### Exercise materials
+ + + + +

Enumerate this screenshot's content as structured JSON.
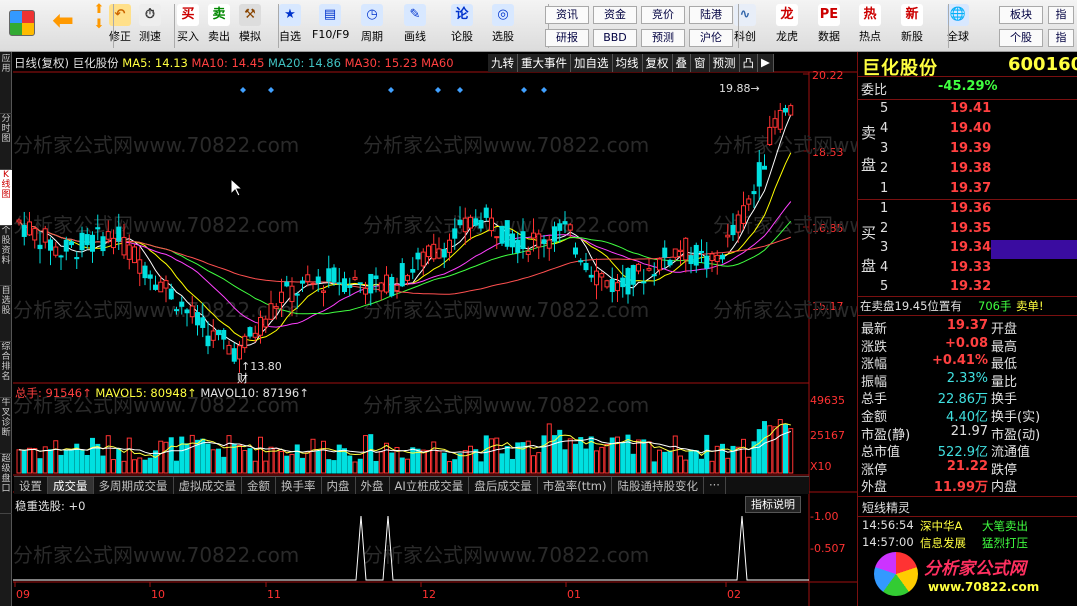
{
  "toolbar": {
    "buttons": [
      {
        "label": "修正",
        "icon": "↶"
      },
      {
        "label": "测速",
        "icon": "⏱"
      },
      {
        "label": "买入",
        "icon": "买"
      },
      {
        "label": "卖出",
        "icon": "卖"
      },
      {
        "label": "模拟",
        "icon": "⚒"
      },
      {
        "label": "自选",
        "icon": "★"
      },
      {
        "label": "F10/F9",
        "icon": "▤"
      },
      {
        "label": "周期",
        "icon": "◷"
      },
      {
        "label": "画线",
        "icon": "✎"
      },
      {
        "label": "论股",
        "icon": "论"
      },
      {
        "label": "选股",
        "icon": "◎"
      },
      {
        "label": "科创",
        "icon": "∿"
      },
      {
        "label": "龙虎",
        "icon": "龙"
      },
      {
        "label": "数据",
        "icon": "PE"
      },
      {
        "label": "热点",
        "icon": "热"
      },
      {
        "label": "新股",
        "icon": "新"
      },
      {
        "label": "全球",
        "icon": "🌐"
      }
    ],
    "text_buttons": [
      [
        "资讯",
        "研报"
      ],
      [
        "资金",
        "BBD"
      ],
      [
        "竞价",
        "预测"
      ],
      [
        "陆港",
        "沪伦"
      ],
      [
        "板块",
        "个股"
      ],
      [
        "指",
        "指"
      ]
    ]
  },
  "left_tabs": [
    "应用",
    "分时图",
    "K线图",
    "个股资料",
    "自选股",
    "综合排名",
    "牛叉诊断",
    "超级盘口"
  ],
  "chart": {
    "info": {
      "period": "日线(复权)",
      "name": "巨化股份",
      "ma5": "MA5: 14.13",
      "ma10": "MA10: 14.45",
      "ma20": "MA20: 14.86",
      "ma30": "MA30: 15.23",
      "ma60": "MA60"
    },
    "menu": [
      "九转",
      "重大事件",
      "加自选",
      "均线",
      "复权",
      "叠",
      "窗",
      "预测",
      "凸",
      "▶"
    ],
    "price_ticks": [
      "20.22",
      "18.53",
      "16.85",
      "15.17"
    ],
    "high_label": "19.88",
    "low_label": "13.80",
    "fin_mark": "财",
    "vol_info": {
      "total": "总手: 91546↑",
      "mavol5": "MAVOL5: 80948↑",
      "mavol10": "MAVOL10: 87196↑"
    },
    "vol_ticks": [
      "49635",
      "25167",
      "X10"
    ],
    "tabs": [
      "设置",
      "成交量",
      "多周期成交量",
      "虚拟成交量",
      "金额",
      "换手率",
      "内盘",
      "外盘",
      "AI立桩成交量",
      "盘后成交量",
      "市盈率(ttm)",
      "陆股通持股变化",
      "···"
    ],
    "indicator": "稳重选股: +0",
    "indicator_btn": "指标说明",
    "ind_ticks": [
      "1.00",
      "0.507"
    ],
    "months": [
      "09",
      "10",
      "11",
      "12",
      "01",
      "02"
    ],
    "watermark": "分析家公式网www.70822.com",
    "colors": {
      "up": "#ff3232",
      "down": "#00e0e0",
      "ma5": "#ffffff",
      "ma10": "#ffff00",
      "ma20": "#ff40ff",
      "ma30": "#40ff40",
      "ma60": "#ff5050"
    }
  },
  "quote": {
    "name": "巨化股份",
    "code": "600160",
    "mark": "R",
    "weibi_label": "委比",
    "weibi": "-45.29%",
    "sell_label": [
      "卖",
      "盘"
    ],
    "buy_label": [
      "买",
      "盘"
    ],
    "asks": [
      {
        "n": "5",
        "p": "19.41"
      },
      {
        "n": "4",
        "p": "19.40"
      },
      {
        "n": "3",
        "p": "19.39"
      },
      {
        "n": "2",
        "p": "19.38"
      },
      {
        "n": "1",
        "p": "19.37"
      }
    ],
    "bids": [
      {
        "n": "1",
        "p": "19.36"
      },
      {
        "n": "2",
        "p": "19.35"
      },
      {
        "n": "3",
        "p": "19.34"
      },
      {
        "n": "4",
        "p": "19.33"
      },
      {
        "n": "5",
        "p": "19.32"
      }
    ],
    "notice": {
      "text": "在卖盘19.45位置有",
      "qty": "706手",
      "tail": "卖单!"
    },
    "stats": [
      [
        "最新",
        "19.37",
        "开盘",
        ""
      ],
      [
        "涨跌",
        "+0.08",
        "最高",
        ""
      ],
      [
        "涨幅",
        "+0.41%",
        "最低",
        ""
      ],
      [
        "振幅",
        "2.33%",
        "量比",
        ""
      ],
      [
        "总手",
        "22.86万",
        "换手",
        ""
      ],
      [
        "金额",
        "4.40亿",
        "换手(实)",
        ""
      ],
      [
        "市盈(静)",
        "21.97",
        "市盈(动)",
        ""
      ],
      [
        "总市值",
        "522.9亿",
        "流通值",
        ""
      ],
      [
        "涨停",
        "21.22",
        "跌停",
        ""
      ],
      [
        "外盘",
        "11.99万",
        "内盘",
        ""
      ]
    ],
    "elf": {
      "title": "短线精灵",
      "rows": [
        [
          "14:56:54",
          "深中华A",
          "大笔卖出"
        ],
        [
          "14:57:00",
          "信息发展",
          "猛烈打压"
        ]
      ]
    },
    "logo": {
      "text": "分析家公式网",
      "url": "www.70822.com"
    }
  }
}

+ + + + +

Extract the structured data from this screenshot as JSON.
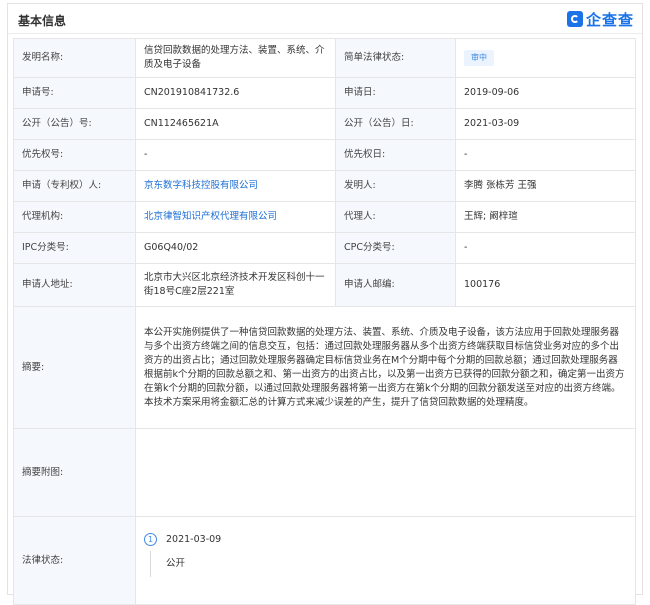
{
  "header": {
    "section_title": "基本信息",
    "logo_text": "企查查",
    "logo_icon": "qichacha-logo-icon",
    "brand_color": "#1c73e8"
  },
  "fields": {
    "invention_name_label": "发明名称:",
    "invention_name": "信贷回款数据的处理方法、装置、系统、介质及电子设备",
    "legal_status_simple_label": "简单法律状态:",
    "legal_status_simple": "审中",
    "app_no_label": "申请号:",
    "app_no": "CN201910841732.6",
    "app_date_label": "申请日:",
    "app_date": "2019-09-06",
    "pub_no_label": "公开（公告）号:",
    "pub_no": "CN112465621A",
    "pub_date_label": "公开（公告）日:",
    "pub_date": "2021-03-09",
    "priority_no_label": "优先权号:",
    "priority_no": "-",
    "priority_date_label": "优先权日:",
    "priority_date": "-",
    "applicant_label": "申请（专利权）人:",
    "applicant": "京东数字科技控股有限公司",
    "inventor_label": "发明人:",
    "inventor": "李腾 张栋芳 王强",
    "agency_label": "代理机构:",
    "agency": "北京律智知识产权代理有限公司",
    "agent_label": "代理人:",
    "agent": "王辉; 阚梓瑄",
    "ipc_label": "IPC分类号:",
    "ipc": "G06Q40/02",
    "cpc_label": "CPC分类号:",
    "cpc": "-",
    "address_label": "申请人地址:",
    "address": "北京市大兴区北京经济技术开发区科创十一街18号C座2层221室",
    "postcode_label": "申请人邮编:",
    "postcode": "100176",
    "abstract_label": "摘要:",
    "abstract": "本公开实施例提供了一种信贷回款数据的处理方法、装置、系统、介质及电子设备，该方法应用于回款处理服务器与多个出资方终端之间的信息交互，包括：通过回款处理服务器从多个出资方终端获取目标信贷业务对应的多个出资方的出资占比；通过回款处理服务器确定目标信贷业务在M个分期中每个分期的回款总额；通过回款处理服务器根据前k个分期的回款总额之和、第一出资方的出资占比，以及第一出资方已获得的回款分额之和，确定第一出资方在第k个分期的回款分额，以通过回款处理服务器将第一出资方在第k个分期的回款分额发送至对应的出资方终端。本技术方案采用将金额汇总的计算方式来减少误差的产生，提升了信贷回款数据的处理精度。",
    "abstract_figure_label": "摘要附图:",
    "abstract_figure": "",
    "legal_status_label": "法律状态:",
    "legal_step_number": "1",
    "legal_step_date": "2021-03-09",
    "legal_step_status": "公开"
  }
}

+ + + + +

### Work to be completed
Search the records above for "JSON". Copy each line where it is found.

### Result of this exercise
Enumerate this screenshot's content as structured JSON.
Extract the structured data from this screenshot as JSON.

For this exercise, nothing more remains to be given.